Sunday, January 9, 2011

Ohio School Boards Association Award of Achievement.

The Ohio School Boards Association (OSBA) is an organization that represents the 3000+ school board members in the state. Districts join OSBA using taxpayer funds. For large districts, the charge is 70% of the District's Cost Per Pupil, so in Worthington, that works out to $9261/year for 2011. For your $9261, OSBA provides a number of "free" services, some of which are significant such as providing lobbying support for districts and legal advice on school board related matters to board members.

OSBA also has many opportunities for "training". These are fee-based classes that school board members can take to become better, more informed school board members. I've attended a number of OSBA sessions, notably the OSBA Capital Conference, and have found them to be helpful in understanding various aspects of school board governance.
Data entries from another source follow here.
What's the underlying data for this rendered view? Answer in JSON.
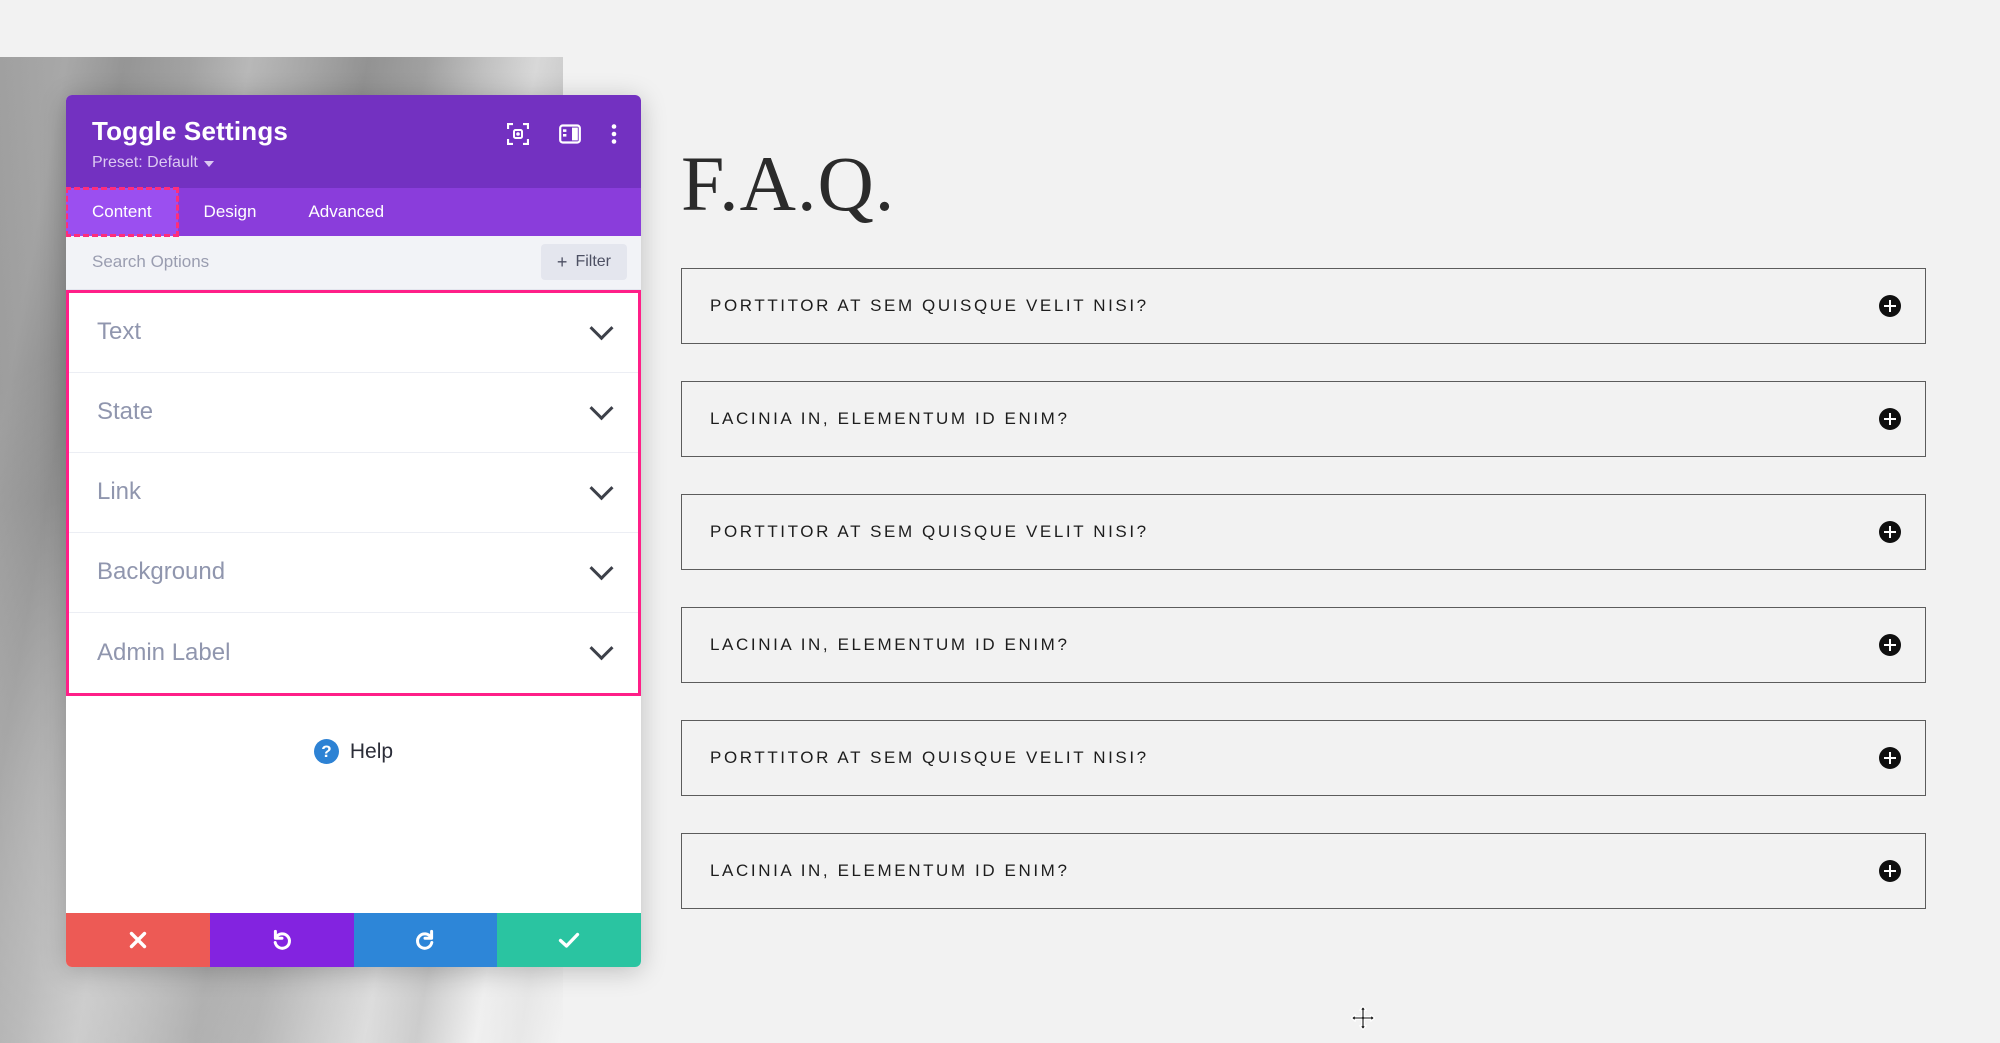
{
  "panel": {
    "title": "Toggle Settings",
    "preset": "Preset: Default",
    "header_icons": [
      {
        "name": "focus-target-icon"
      },
      {
        "name": "panel-layout-icon"
      },
      {
        "name": "more-vertical-icon"
      }
    ],
    "tabs": [
      {
        "label": "Content",
        "active": true
      },
      {
        "label": "Design",
        "active": false
      },
      {
        "label": "Advanced",
        "active": false
      }
    ],
    "search": {
      "placeholder": "Search Options",
      "value": ""
    },
    "filter_button": {
      "label": "Filter",
      "plus": "+"
    },
    "accordion": [
      {
        "label": "Text"
      },
      {
        "label": "State"
      },
      {
        "label": "Link"
      },
      {
        "label": "Background"
      },
      {
        "label": "Admin Label"
      }
    ],
    "help": {
      "label": "Help",
      "glyph": "?"
    },
    "actions": [
      {
        "name": "close-button",
        "glyph": "✖",
        "color": "#ed5a55"
      },
      {
        "name": "undo-button",
        "glyph": "↺",
        "color": "#8323e0"
      },
      {
        "name": "redo-button",
        "glyph": "↻",
        "color": "#2d86d8"
      },
      {
        "name": "save-button",
        "glyph": "✔",
        "color": "#2ac4a1"
      }
    ]
  },
  "content": {
    "faq_title": "F.A.Q.",
    "faq_items": [
      {
        "question": "PORTTITOR AT SEM QUISQUE VELIT NISI?",
        "icon": "plus-circle-icon"
      },
      {
        "question": "LACINIA IN, ELEMENTUM ID ENIM?",
        "icon": "plus-circle-icon"
      },
      {
        "question": "PORTTITOR AT SEM QUISQUE VELIT NISI?",
        "icon": "plus-circle-icon"
      },
      {
        "question": "LACINIA IN, ELEMENTUM ID ENIM?",
        "icon": "plus-circle-icon"
      },
      {
        "question": "PORTTITOR AT SEM QUISQUE VELIT NISI?",
        "icon": "plus-circle-icon"
      },
      {
        "question": "LACINIA IN, ELEMENTUM ID ENIM?",
        "icon": "plus-circle-icon"
      }
    ]
  },
  "colors": {
    "header_purple": "#7331c1",
    "tab_purple": "#8a3ddb",
    "tab_active_purple": "#9b4ff0",
    "highlight_pink": "#ff1f88",
    "dashed_pink": "#ff2d7a"
  },
  "cursor": {
    "type": "move-cursor"
  }
}
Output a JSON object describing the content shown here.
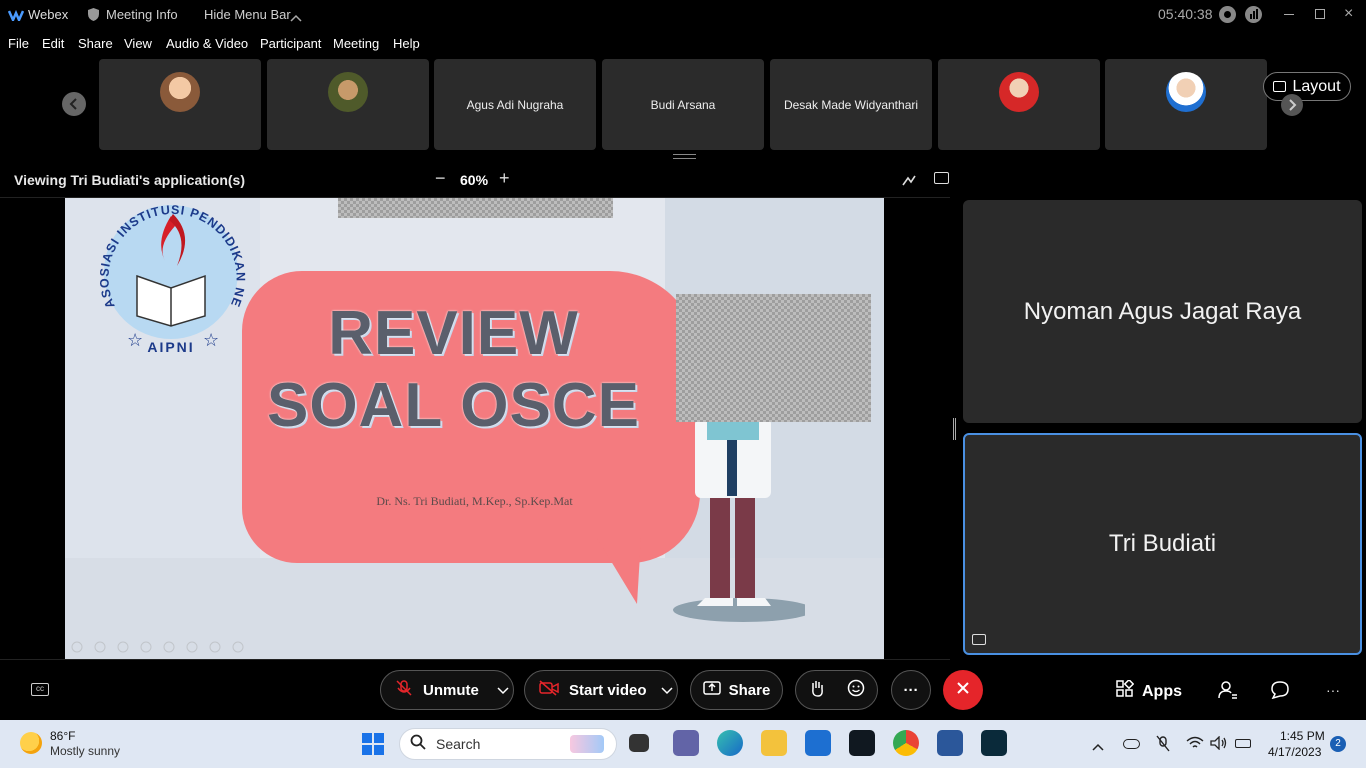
{
  "window": {
    "app_name": "Webex",
    "meeting_info": "Meeting Info",
    "hide_menu": "Hide Menu Bar",
    "clock": "05:40:38"
  },
  "menu": [
    "File",
    "Edit",
    "Share",
    "View",
    "Audio & Video",
    "Participant",
    "Meeting",
    "Help"
  ],
  "participants": [
    {
      "name": "",
      "avatar": true,
      "avatar_color": "#c98a55"
    },
    {
      "name": "",
      "avatar": true,
      "avatar_color": "#6b7a3a"
    },
    {
      "name": "Agus Adi Nugraha",
      "avatar": false
    },
    {
      "name": "Budi Arsana",
      "avatar": false
    },
    {
      "name": "Desak Made Widyanthari",
      "avatar": false
    },
    {
      "name": "",
      "avatar": true,
      "avatar_color": "#d62828"
    },
    {
      "name": "",
      "avatar": true,
      "avatar_color": "#1f6fd1"
    }
  ],
  "layout_label": "Layout",
  "viewing": {
    "label": "Viewing Tri Budiati's application(s)",
    "zoom": "60%",
    "zoom_minus": "−",
    "zoom_plus": "+"
  },
  "slide": {
    "logo_text": "ASOSIASI INSTITUSI PENDIDIKAN NERS INDONESIA",
    "logo_abbr": "AIPNI",
    "title_line1": "REVIEW",
    "title_line2": "SOAL OSCE",
    "author": "Dr. Ns. Tri Budiati, M.Kep., Sp.Kep.Mat"
  },
  "right_tiles": {
    "top_name": "Nyoman Agus Jagat Raya",
    "bottom_name": "Tri Budiati"
  },
  "controls": {
    "unmute": "Unmute",
    "start_video": "Start video",
    "share": "Share",
    "more": "···",
    "apps": "Apps"
  },
  "taskbar": {
    "temperature": "86°F",
    "weather": "Mostly sunny",
    "search_placeholder": "Search",
    "time": "1:45 PM",
    "date": "4/17/2023",
    "notif_count": "2"
  },
  "colors": {
    "accent_blue": "#4a90e2",
    "end_red": "#e5252a",
    "slide_bubble": "#f47b7f",
    "taskbar_bg": "#dfe7f3"
  }
}
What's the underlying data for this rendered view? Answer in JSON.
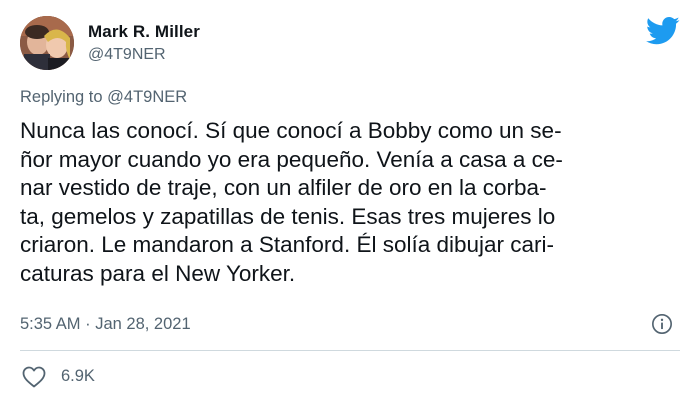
{
  "author": {
    "display_name": "Mark R. Miller",
    "handle": "@4T9NER"
  },
  "reply": {
    "prefix": "Replying to ",
    "mention": "@4T9NER"
  },
  "tweet": {
    "lines": [
      "Nunca las conocí. Sí que conocí a Bobby como un se-",
      "ñor mayor cuando yo era pequeño. Venía a casa a ce-",
      "nar vestido de traje, con un alfiler de oro en la corba-",
      "ta, gemelos y zapatillas de tenis. Esas tres mujeres lo",
      "criaron. Le mandaron a Stanford. Él solía dibujar cari-",
      "caturas para el New Yorker."
    ],
    "timestamp": "5:35 AM · Jan 28, 2021"
  },
  "stats": {
    "likes": "6.9K"
  },
  "icons": {
    "brand": "twitter-bird-icon",
    "info": "info-icon",
    "like": "heart-icon"
  },
  "colors": {
    "brand_blue": "#1d9bf0",
    "secondary_text": "#536471",
    "primary_text": "#0f1419",
    "divider": "#cfd9de"
  }
}
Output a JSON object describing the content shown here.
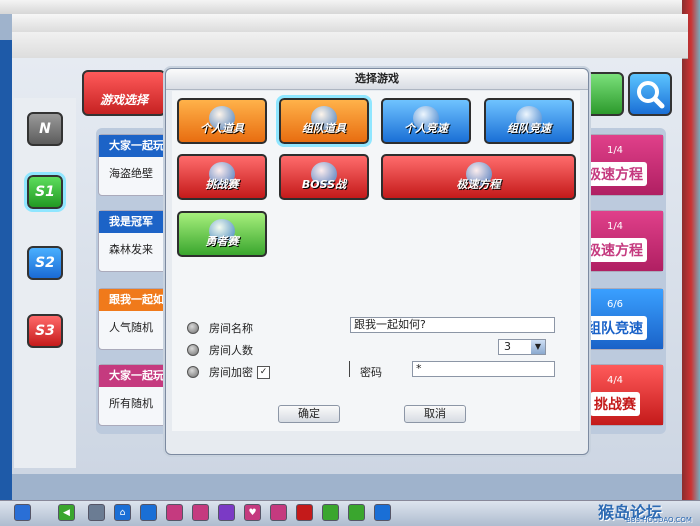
{
  "app": {
    "title": ""
  },
  "left_nav": {
    "servers": [
      {
        "label": "N"
      },
      {
        "label": "S1"
      },
      {
        "label": "S2"
      },
      {
        "label": "S3"
      }
    ],
    "game_select_label": "游戏选择"
  },
  "room_list": [
    {
      "title": "大家一起玩",
      "map": "海盗绝壁",
      "count": "1/4",
      "mode": "极速方程"
    },
    {
      "title": "我是冠军",
      "map": "森林发来",
      "count": "1/4",
      "mode": "极速方程"
    },
    {
      "title": "跟我一起如",
      "map": "人气随机",
      "count": "6/6",
      "mode": "组队竞速"
    },
    {
      "title": "大家一起玩",
      "map": "所有随机",
      "count": "4/4",
      "mode": "挑战赛"
    }
  ],
  "modal": {
    "title": "选择游戏",
    "games": [
      {
        "label": "个人道具",
        "color": "orange"
      },
      {
        "label": "组队道具",
        "color": "orange",
        "selected": true
      },
      {
        "label": "个人竞速",
        "color": "blue"
      },
      {
        "label": "组队竞速",
        "color": "blue"
      },
      {
        "label": "挑战赛",
        "color": "red"
      },
      {
        "label": "BOSS战",
        "color": "red"
      },
      {
        "label": "极速方程",
        "color": "red"
      },
      {
        "label": "勇者赛",
        "color": "green"
      }
    ],
    "form": {
      "room_name_label": "房间名称",
      "room_name_value": "跟我一起如何?",
      "room_size_label": "房间人数",
      "room_size_value": "3",
      "room_lock_label": "房间加密",
      "room_lock_checked_mark": "✓",
      "password_label": "密码",
      "password_value": "*"
    },
    "ok_label": "确定",
    "cancel_label": "取消"
  },
  "taskbar": {
    "watermark_text": "猴岛论坛",
    "watermark_sub": "BBS.HOUDAO.COM"
  },
  "colors": {
    "orange": "#e86d10",
    "blue": "#1a6fd6",
    "red": "#c41a1a",
    "green": "#3aa62e",
    "room_blue": "#1c63c7",
    "room_orange": "#f07a1b",
    "room_pink": "#c53a7f"
  }
}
The other day, I received this communication from OSBA in the mail and it inspired this blog post. The mailer describes the OSBA "Award of Achievement". How does one get the "Award of Achievement". Simple. Enroll is as many OSBA taxpayer funded classes as possible.

Now, I'm a big believer in board members learning everything they can about the business of education in the state in order to best represent their constituents, however, I am not a fan of spending taxpayer dollars to do so. Every dollar that board members spend on themselves is a dollar that is taken away from the teachers, students and programs that they are able to offer. This mailer seeks to use the ego-boosting "Award of Achievement" as a way to artificially get board members across the state to take classes and spend taxpayer money. In fact, it goes beyond that. It also introduces the "Master Board Member" as one who takes even more classes over an extended period of time.

Now, don't misunderstand my rant. I'm not saying that all OSBA classes are bad or a waste of money, I'm ranting against OSBA's self-serving "Award of Achievement" and "Master Board Member" status symbols as a way to drum up business. By all means, board members should take classes if they feel the need to get educated on a particular topic, but they should make sure they are doing so for the right reasons. If OSBA wants to recognize board members for excellence, it should pick criteria that does not make profits for OSBA. Otherwise, it would be like Kroger issuing an award of achievement for buying a certain amount of groceries over the course of year which is to say.. meaningless.

No comments:

Post a Comment